Photo: Johnhain on Pixabay
Almost exactly a year ago, we excitedly blogged about the newly-minted Learning Collaborative, a two-year pilot to test out a model of organizational learning and collaboration among non-governmental practitioners and academics in the transparency, accountability, and participation (TAP) field. Many civil society organizations (CSOs) around the globe aspire to continued learning and building on the resulting lessons; doing it in practice is not always an easy task. In many cases, basic resources, including time, organizational processes, funds, and partners to learn with are scarce.
Launched in January 2018 with the support of Ford Foundation and Hewlett Foundation, the Collaborative has three overarching outcomes. The first is to clarify how attention to organizational learning practices can improve transparency, accountability, and participation (TAP) practice, building particularly on the expertise of CSOs working in the global South. The second is to deliver productive learning exchanges targeted to practitioner needs and test the hypothesis that a peer-based, collaborative model enhances learning. And the third is to inform and influence the broader TAP field and philanthropic actors on effective learning approaches.
The Collaborative is composed of four learning Hubs—Centro de Estudios para la Equidad y Gobernanza en los Sistemas de Salud (CEGSS), Center for Law, Justice and Society (Dejusticia), Twaweza East Africa, and Global Integrity. These are established organizations working in the TAP field, already making use of reflective learning approaches in their work. They are supported by resource organizations that promote practitioner-based evidence and learning in the TAP field more broadly: the Accountability Research Center at American University (ARC), MIT Governance Lab (MIT GOV/LAB), and the Transparency and Accountability Initiative (TAI).
What has happened in the first year of the Learning Collaborative? We describe three main processes and related outputs which were necessary to pave the way for the Collaborative to begin functioning as, well, a collaborative.
Agreeing not only on a common vision, but the outline of the path to get there. We needed the first half of the year to hammer out a Theory of Change for the collaborative overall, a corresponding results framework, and a joint annual plan. The TOC, in particular, has been essential not only for the common visioning but also for its clear and agreed outcomes. We assessed progress against those outcomes at the end of the first year. From this exercise, we find that the Hubs were able to accelerate their own learning activities in 2018. In some cases, they were also able to accelerate learning within their pre-existing networks. The most challenging component of the Collaborative has been the design of collaborative-level learning efforts and linking with the TAP field.
Photo: Summarized TOC by TAI

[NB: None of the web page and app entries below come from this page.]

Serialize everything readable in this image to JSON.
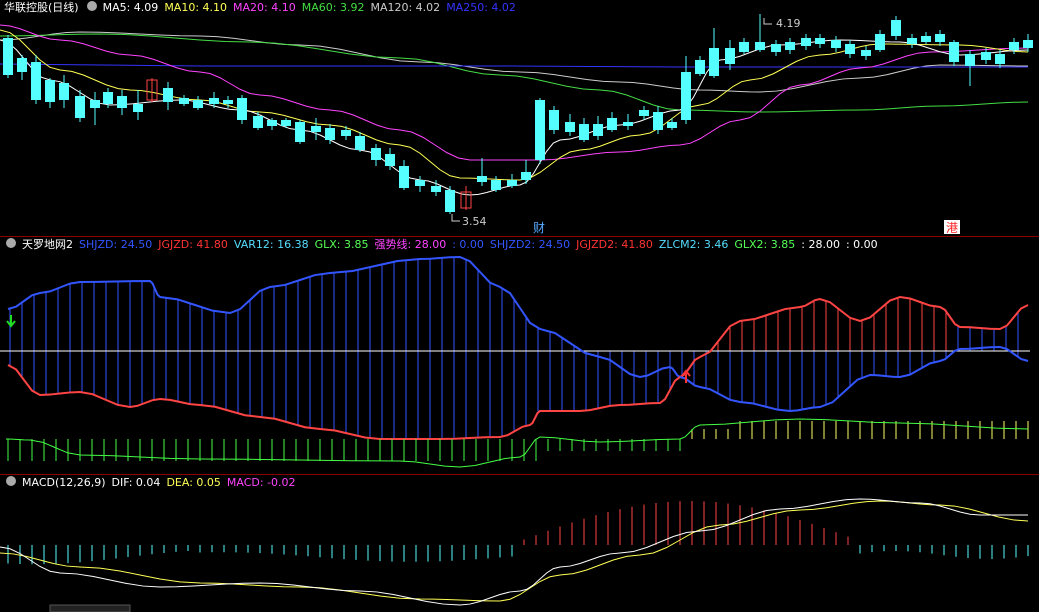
{
  "main": {
    "title": "华联控股",
    "period": "(日线)",
    "ma": [
      {
        "label": "MA5:",
        "value": "4.09",
        "color": "#ffffff"
      },
      {
        "label": "MA10:",
        "value": "4.10",
        "color": "#ffff55"
      },
      {
        "label": "MA20:",
        "value": "4.10",
        "color": "#ff44ff"
      },
      {
        "label": "MA60:",
        "value": "3.92",
        "color": "#44dd44"
      },
      {
        "label": "MA120:",
        "value": "4.02",
        "color": "#cccccc"
      },
      {
        "label": "MA250:",
        "value": "4.02",
        "color": "#3333ff"
      }
    ],
    "high_label": "4.19",
    "low_label": "3.54",
    "event_cai": "财",
    "event_gang": "港"
  },
  "tianluo": {
    "title": "天罗地网2",
    "items": [
      {
        "label": "SHJZD:",
        "value": "24.50",
        "color": "#3355ff"
      },
      {
        "label": "JGJZD:",
        "value": "41.80",
        "color": "#ff3333"
      },
      {
        "label": "VAR12:",
        "value": "16.38",
        "color": "#55ddff"
      },
      {
        "label": "GLX:",
        "value": "3.85",
        "color": "#55ff55"
      },
      {
        "label": "强势线:",
        "value": "28.00",
        "color": "#ff44ff"
      },
      {
        "label": ":",
        "value": "0.00",
        "color": "#3355ff"
      },
      {
        "label": "SHJZD2:",
        "value": "24.50",
        "color": "#3355ff"
      },
      {
        "label": "JGJZD2:",
        "value": "41.80",
        "color": "#ff3333"
      },
      {
        "label": "ZLCM2:",
        "value": "3.46",
        "color": "#55ddff"
      },
      {
        "label": "GLX2:",
        "value": "3.85",
        "color": "#55ff55"
      },
      {
        "label": ":",
        "value": "28.00",
        "color": "#ffffff"
      },
      {
        "label": ":",
        "value": "0.00",
        "color": "#ffffff"
      }
    ]
  },
  "macd": {
    "title": "MACD(12,26,9)",
    "items": [
      {
        "label": "DIF:",
        "value": "0.04",
        "color": "#ffffff"
      },
      {
        "label": "DEA:",
        "value": "0.05",
        "color": "#ffff55"
      },
      {
        "label": "MACD:",
        "value": "-0.02",
        "color": "#ff44ff"
      }
    ]
  },
  "colors": {
    "up": "#ff4444",
    "down": "#55ffff",
    "ma5": "#ffffff",
    "ma10": "#ffff55",
    "ma20": "#ff44ff",
    "ma60": "#44dd44",
    "ma120": "#cccccc",
    "ma250": "#3333ff"
  }
}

Constructing our own learning baselines. In the second half of the year, we conducted a series of peer-led assessments of each of the Hubs’ organizational learning strategies and practices. Although these required significant time and resources, we felt that without these, how would we know whether the members improve their learning practices as a result of being part of the Collaborative? The intensive, in-person visits to the Hubs comprised detailed discussions with a range of staff and covered the following areas: (a) organizational strategizing and setting of goals and theories of change; (b) monitoring practices and use of data; (c) evaluation practices and use of results; (d) staff and organizational strengths (or needs) in engaging meaningfully with MEL; (e) learning and reflection opportunities within each organization; and (f) identifying areas for potential links between Hubs for learning support as well as collaborative research. These processes – and the ensuing outputs – were reported as very useful by the Hubs. In 2019, we aim to describe the approach in a methodical way so that a wider set of actors can use it.
Making the total greater than the sum of our parts: designing joint learning projects. It was clear early on that, given the active and committed nature of the participating Hubs, the organizations would have no trouble using the resources provided through the Collaborative to strengthen their own learning practices, as well as the learning practices within the organizations’ pre-established networks. But we all knew that these activities didn’t need a collaborative structure. The real “proof of the pudding” of the Collaborative was whether we could craft joint learning projects according to a demanding list of characteristics. These projects were to span two or more of the participating Hubs and meaningfully draw upon the academic support partners, be genuinely productive for the Hubs (that is, arise from a real, felt need whether in learning or TAP content), and correspond to a gap in knowledge or practice in the wider TAP field, so that the lessons would be meaningful beyond the immediate participants. We indeed closed 2018 with outlines of three such projects on the following topics: experiences and lessons of working with allies in government in the context of closing civil society space; the use and effectiveness of strategic litigation in TAP; and developing learning-centered, adaptive MEL methods for frontline or grassroots organizations. These are the focus of our joint efforts in 2019.
Last but not least, we are observing, tracking, and assessing the overall Collaborative experiment. Together with the participating organizations, we regularly reflect on our own practice and implementation of this model. Does it deepen organizational learning and improve overall practice? Does it generate new and interesting insights and results? What seems to be working and how, and what doesn’t seem to be and why? Given the interest in supporting effective learning practice among practitioners in the TAP field, this Collaborative experiment may have much to teach us. Look out for our initial musings on these questions in a subsequent blog post.
Varja Lipovsek is a research scientist at the MIT Governance Lab (MIT GOV/LAB) and Karen Hussman from Dejusticia.